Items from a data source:
+--

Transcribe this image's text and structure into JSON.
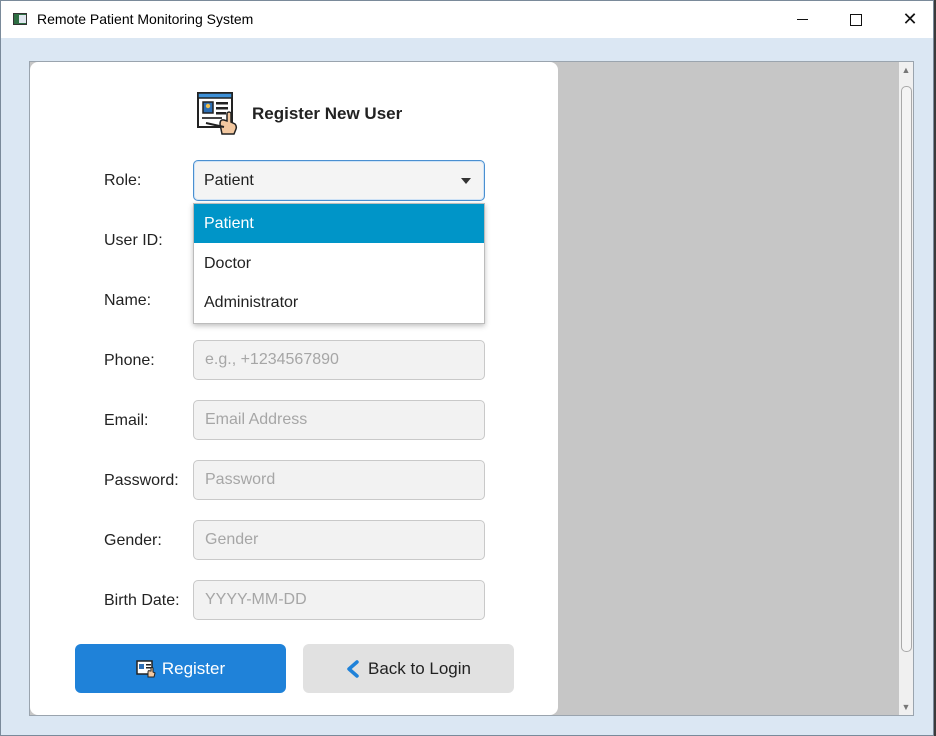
{
  "window": {
    "title": "Remote Patient Monitoring System",
    "controls": {
      "minimize": "minimize",
      "maximize": "maximize",
      "close": "close"
    }
  },
  "form": {
    "title": "Register New User",
    "role": {
      "label": "Role:",
      "value": "Patient",
      "options": [
        "Patient",
        "Doctor",
        "Administrator"
      ],
      "selected_index": 0
    },
    "user_id": {
      "label": "User ID:",
      "value": ""
    },
    "name": {
      "label": "Name:",
      "value": ""
    },
    "phone": {
      "label": "Phone:",
      "placeholder": "e.g., +1234567890",
      "value": ""
    },
    "email": {
      "label": "Email:",
      "placeholder": "Email Address",
      "value": ""
    },
    "password": {
      "label": "Password:",
      "placeholder": "Password",
      "value": ""
    },
    "gender": {
      "label": "Gender:",
      "placeholder": "Gender",
      "value": ""
    },
    "birth_date": {
      "label": "Birth Date:",
      "placeholder": "YYYY-MM-DD",
      "value": ""
    },
    "buttons": {
      "register": "Register",
      "back": "Back to Login"
    }
  },
  "colors": {
    "primary": "#1f82d9",
    "selection": "#0095c8",
    "secondary_button": "#e1e1e1",
    "right_pane": "#c6c6c6"
  }
}
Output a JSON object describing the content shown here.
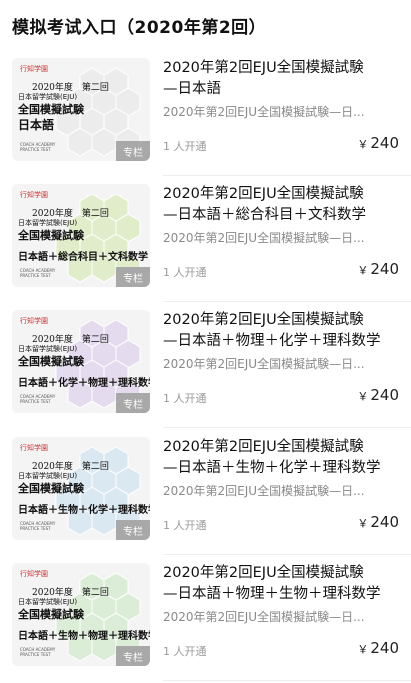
{
  "page": {
    "title": "模拟考试入口（2020年第2回）"
  },
  "items": [
    {
      "thumb": {
        "logo": "行知学園",
        "year": "2020年度　第二回",
        "jp1": "日本留学試験(EJU)",
        "jp2": "全国模擬試験",
        "subject": "日本語",
        "coach": "COACH ACADEMY PRACTICE TEST",
        "badge": "专栏",
        "accent": "#e6e6e6"
      },
      "title_line1": "2020年第2回EJU全国模擬試験",
      "title_line2": "—日本語",
      "subtitle": "2020年第2回EJU全国模擬試験—日...",
      "buyers": "1 人开通",
      "price_symbol": "￥",
      "price": "240"
    },
    {
      "thumb": {
        "logo": "行知学園",
        "year": "2020年度　第二回",
        "jp1": "日本留学試験(EJU)",
        "jp2": "全国模擬試験",
        "subject": "日本語＋総合科目＋文科数学",
        "coach": "COACH ACADEMY PRACTICE TEST",
        "badge": "专栏",
        "accent": "#cfe6a8"
      },
      "title_line1": "2020年第2回EJU全国模擬試験",
      "title_line2": "—日本語＋総合科目＋文科数学",
      "subtitle": "2020年第2回EJU全国模擬試験—日...",
      "buyers": "1 人开通",
      "price_symbol": "￥",
      "price": "240"
    },
    {
      "thumb": {
        "logo": "行知学園",
        "year": "2020年度　第二回",
        "jp1": "日本留学試験(EJU)",
        "jp2": "全国模擬試験",
        "subject": "日本語＋化学＋物理＋理科数学",
        "coach": "COACH ACADEMY PRACTICE TEST",
        "badge": "专栏",
        "accent": "#d9c6ea"
      },
      "title_line1": "2020年第2回EJU全国模擬試験",
      "title_line2": "—日本語＋物理＋化学＋理科数学",
      "subtitle": "2020年第2回EJU全国模擬試験—日...",
      "buyers": "1 人开通",
      "price_symbol": "￥",
      "price": "240"
    },
    {
      "thumb": {
        "logo": "行知学園",
        "year": "2020年度　第二回",
        "jp1": "日本留学試験(EJU)",
        "jp2": "全国模擬試験",
        "subject": "日本語＋生物＋化学＋理科数学",
        "coach": "COACH ACADEMY PRACTICE TEST",
        "badge": "专栏",
        "accent": "#c4dff0"
      },
      "title_line1": "2020年第2回EJU全国模擬試験",
      "title_line2": "—日本語＋生物＋化学＋理科数学",
      "subtitle": "2020年第2回EJU全国模擬試験—日...",
      "buyers": "1 人开通",
      "price_symbol": "￥",
      "price": "240"
    },
    {
      "thumb": {
        "logo": "行知学園",
        "year": "2020年度　第二回",
        "jp1": "日本留学試験(EJU)",
        "jp2": "全国模擬試験",
        "subject": "日本語＋生物＋物理＋理科数学",
        "coach": "COACH ACADEMY PRACTICE TEST",
        "badge": "专栏",
        "accent": "#c9e7c0"
      },
      "title_line1": "2020年第2回EJU全国模擬試験",
      "title_line2": "—日本語＋物理＋生物＋理科数学",
      "subtitle": "2020年第2回EJU全国模擬試験—日...",
      "buyers": "1 人开通",
      "price_symbol": "￥",
      "price": "240"
    }
  ]
}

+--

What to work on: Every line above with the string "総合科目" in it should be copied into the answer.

Task answer:
        "subject": "日本語＋総合科目＋文科数学",
      "title_line2": "—日本語＋総合科目＋文科数学",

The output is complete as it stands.